Jennifer Rodriguez: Some of them it felt like they were wielding their power, and others it just felt like they didn’t care. They were on their job and it was not any different to them then if they had a job, you know, making water bottles at a factory. When it turned five o’clock they were off the clock, and you know, you couldn’t reach them, they wouldn’t return phone calls, they wouldn’t… And to me now, looking I just want them to understand: do you understand this is actually bigger than even parenting your own kid, because you’ve got a child who basically every single adult in their life has let them down up to this point. And now you have the power, you have all of this power in your hand. You need to use it responsibly, and you need to understand what it is that you stand in the way of a good outcome, a bad outcome of a child being abused, of a child dying at the most extreme. I mean, I feel like they don’t, number one they should understand it, and then number two, you should feel excited and invigorated by that, like, “I have the chance to really change somebody’s life.” Not — most social workers that I talk to seem like they feel like sort of depressed and hopeless by that feeling, and I would want them to feel excited like, “What I do matters.” And, you know, I mean, it’s the same for any of us who work that in the system. We should feel like we really matter. That people are depending on us, and there are people who don’t have a whole lot of people to depend on.
Holly Kernan: What about you?
Ricardo Ramirez: Repeat the question one more time.
Holly Kernan: So, I’m representing the social workers of America here, and you get to tell me the stuff I should be, I should start thinking about.

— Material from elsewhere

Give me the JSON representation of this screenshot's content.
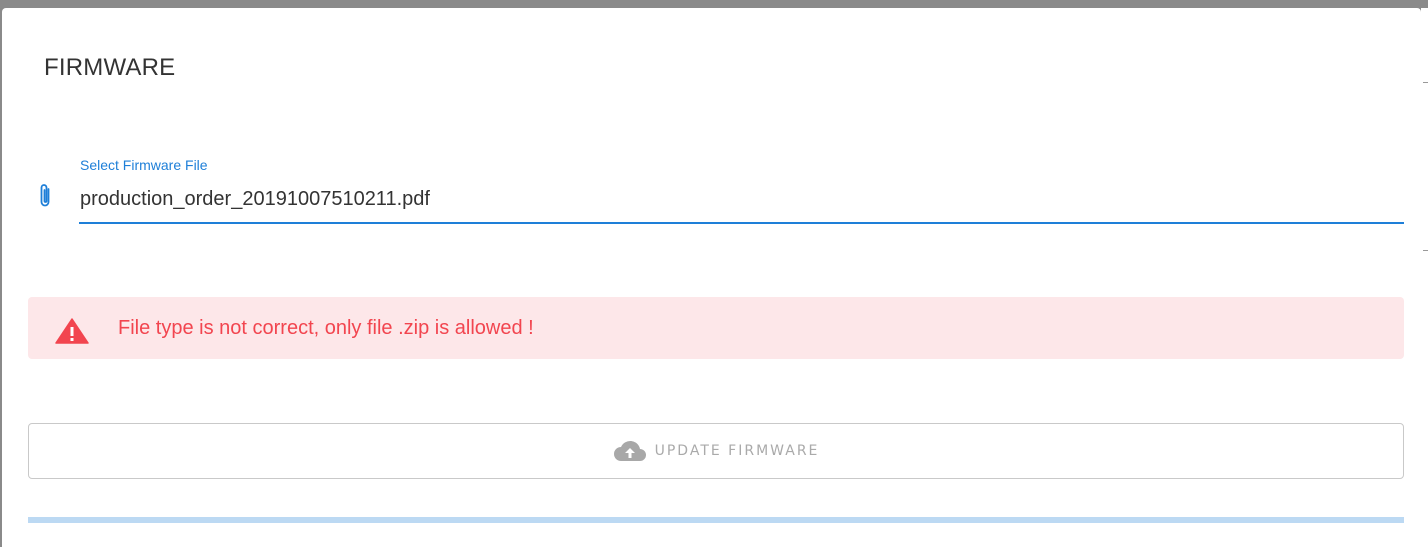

Ricardo Ramirez: So, okay, I want to go off her’s and say also empathetic and know where we come from, because I know my rap sheet didn’t look too good. I had multiple placements, I went in, pigging back off what she said, what she said earlier, “Okay, let me see your foster parents.” It’s show up in a few CYC skits I’ve seen where they talked to the youth and they’re like, “Okay, well you can go now.” Call the foster parent, “Now, what’s really going on?” They don’t believe anything you say. You know, sure they write it down and be like, “Now, how is she really doing school? How is really doing with her health? How is she really like this?” You know, like, they don’t believe anything I say. The second thing would be taking that extra step. When I was in care some youth find that social worker where before you go into a house they’ll have, they’ll arrange you a house meeting. And you can go, you can meet the family, you see what it’s all about. It’s usually fake but you can go meet the family.
Holly Kernan: What do you mean it’s usually fake, like?
Ricardo Ramirez: Like, okay, I was in this one house where I went, I met the family on a weekend get away, and I’m like, “Okay, this is cool.” They take me out to eat, and I was like, “Well, I’ve never been there. That’s pretty cool.” Fancy restaurant, at least to me, I thought I should have been wearing a suit or something. You know, so I was like this was cool, they were really nice. Yeah, this time free time, you can do this, and you know, I was like, “Okay, I really like this family! All right move me in!” And then like day I moved in, not even twenty minutes I get unpacking, and they come in the room and they’re like, “Okay, this is how it really works.” I was like hella thrown off; I was like, “Whoa.” So that’s how it’s fake. But a part of that is, I’ve only witnessed the family visits about three out of the thirty-eight fosters homes I’ve been in, where I got to visit the family first. Yeah, I just — here’s your new family, you’re with them. And then it’s kind of like a weird, awkward getting to know each other moment. I don’t know. The foster care sucks, like you’re taken away from your family, you know, you’re ripped from your school, everything, go to a new house. They say, “Here’s your new family. Here’s your new school. Here’s your new brother, your new sister, new mom, dad.”
Teddy Lederer is a journalism intern for the Chronicle of Social Change.